But the United job feels like a unique and poisoned position right now and Southgate’s experience with the Three Lions means he probably ticks a lot of boxes.
Southgate took the reins with England in 2016, after their Euros humiliation against Iceland and Sam Allardyce’s aborted tenure. The national team were at a low ebb and widely loathed by their public.
If you were to study England fans’ attitudes towards their side in 2016 and United supporters’ feelings about many of the players donning their club’s shirt right now, you’d find a lot of crossover.
Through a refreshingly open media policy (very much the opposite of banning critics from press conferences) and his talents as an empathic communicator, Southgate built bridges.

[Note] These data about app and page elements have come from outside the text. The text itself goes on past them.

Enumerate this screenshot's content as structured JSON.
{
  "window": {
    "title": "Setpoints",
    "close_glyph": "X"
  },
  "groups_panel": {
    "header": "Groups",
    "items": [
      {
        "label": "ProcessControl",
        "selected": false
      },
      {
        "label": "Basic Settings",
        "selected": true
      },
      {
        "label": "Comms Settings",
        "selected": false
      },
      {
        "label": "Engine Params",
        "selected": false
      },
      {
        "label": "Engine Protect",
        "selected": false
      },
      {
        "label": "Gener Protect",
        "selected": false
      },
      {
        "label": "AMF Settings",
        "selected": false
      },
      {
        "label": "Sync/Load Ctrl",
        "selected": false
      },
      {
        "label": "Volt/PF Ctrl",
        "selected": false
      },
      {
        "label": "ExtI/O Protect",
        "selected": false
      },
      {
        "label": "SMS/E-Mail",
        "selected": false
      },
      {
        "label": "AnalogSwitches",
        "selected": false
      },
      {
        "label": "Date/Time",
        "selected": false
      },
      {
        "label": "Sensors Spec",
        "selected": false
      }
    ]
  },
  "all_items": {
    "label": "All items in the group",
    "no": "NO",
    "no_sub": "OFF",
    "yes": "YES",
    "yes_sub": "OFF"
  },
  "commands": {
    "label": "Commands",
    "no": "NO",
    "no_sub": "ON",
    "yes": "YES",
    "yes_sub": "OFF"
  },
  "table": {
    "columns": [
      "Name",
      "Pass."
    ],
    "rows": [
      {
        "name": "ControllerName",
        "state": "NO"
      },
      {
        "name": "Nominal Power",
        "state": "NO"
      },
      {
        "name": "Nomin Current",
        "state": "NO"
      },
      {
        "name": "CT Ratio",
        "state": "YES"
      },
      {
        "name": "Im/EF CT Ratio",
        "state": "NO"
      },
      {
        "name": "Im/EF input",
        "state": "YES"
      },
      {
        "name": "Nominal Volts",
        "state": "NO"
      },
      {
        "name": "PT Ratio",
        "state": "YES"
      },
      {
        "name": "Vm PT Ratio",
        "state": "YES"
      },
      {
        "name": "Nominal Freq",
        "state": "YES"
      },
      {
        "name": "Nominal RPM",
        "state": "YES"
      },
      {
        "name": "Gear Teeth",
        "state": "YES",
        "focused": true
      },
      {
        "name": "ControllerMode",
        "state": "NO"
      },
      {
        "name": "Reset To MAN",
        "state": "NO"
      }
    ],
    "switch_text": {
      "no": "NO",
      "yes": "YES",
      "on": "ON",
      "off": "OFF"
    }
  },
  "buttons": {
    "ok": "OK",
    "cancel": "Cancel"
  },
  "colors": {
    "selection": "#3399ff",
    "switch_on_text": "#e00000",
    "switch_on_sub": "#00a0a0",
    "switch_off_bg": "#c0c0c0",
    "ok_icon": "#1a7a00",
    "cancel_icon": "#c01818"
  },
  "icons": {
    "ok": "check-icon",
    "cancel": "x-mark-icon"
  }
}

There is no requirement for an elite manager to be a supreme orator but Ten Hag’s public utterances leave something to be desired and have not helped when United’s form and struggles are thrust under a harsh glare every week. A boyhood United fan who possesses obvious emotional intelligence, Southgate would be a boon in that regard.
Of course, good PR counts for little without backing it up through performances on the field. Southgate guided a limited England squad to the semifinals of the 2018 World Cup before they came within a penalty shootout of glory at Euro 2020. Those campaigns represented the Three Lions’ best consecutive performances in major tournaments.
They bowed out at the quarterfinal stage of the 2022 World Cup having gone toe-to-toe with reigning champions and eventual beaten finalists France. The criticism Southgate continues to face down is that he is ill-equipped to get the best out of a lavishly gifted England line-up that has evolved massively since that heady summer in Russia.
Claims of a golden generation might be a little over-stated, given the lack of depth in central defence and holding midfield or a reliably fit left-back. But when his team lines up with the likes of Bukayo Saka, Phil Foden, Jude Bellingham and Harry Kane at Euro 2024, much will rightly be expected.
However England fare in Germany, it should not be forgotten that Southgate has proved to be a tactically flexible pragmatist, who has spun through 3-5-2, 4-3-3 and 4-2-3-1 setups depending on the situation and personnel available. This makes him better suited to a horribly imbalanced United squad than any committed ideologue.
Marcus Rashford and Harry Maguire are two players who have been through the mill at United over recent years. At the same time, they have enjoyed success with Southgate’s England. Like Maguire, Luke Shaw has been one of the Three Lions’ most dependable tournament performers.
This is far from a flawless plan. International football has not been the pinnacle for elite coaches for some time. If and when Pep Guardiola and Jurgen Klopp take on national teams, expect it to be in their professional dotage. Southgate’s modest club management career at Middlesbrough and subsequent stint as England Under-21 manager means he still has much to prove as a day-to-day operator.
The idea of him being a “company man” at the FA is another stick for detractors, but again this could make him ideally suited to the sort of fresh structure at United that Brailsford will be tasked with building. In the long term, the 19-time English champions might have the luxury of being able to appoint a football visionary who can focus solely upon events on the field.
Right now, they need a firefighter, a pragmatist and a politician with skin thicker than a rhinoceros’ behind. They are a mighty football institution in shambles that needs turning around.
That doesn’t happen with an interim, as Ralf Rangnick emphatically proved. Ten Hag should have the rest of the season to limp on and right a few wrongs. Come July 2024, United might be able to appoint a coach with plenty of the qualities they need and, who knows, a Euro 2024 medal in his back pocket.
Southgate will never be flavour of the month but he has unquestionably succeeded more than any contemporary in England’s “impossible job”. He is not the perfect candidate for a perfect Manchester United, but he could be the best suited to their deeply imperfect present.